(Supplied entries):

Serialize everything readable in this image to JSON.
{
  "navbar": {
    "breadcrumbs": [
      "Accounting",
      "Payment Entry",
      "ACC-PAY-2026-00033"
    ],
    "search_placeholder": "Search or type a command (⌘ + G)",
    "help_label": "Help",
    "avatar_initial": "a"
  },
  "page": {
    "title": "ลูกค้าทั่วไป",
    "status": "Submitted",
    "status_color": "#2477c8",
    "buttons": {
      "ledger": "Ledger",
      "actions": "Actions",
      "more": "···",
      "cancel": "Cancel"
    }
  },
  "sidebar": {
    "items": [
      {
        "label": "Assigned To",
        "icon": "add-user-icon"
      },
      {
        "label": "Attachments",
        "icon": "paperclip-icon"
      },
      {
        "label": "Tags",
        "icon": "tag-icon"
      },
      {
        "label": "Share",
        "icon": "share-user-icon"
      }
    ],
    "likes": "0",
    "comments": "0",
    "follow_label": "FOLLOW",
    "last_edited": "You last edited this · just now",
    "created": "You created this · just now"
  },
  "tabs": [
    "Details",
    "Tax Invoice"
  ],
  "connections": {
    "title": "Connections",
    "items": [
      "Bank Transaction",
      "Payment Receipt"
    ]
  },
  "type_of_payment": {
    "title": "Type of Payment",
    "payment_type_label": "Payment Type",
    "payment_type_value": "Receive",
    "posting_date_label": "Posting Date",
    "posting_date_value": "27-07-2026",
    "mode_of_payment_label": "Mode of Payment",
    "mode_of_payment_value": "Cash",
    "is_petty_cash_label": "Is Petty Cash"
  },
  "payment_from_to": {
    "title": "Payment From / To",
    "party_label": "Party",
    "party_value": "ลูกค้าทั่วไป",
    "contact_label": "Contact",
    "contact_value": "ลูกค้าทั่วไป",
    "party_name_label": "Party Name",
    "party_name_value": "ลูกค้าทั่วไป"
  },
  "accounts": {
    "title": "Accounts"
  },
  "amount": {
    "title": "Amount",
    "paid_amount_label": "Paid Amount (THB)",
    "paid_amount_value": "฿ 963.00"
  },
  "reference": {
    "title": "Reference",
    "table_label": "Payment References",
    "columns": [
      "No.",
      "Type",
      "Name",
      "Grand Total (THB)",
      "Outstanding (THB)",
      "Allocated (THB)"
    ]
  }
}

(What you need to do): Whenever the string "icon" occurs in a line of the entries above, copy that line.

(Your response):
        "icon": "add-user-icon"
        "icon": "paperclip-icon"
        "icon": "tag-icon"
        "icon": "share-user-icon"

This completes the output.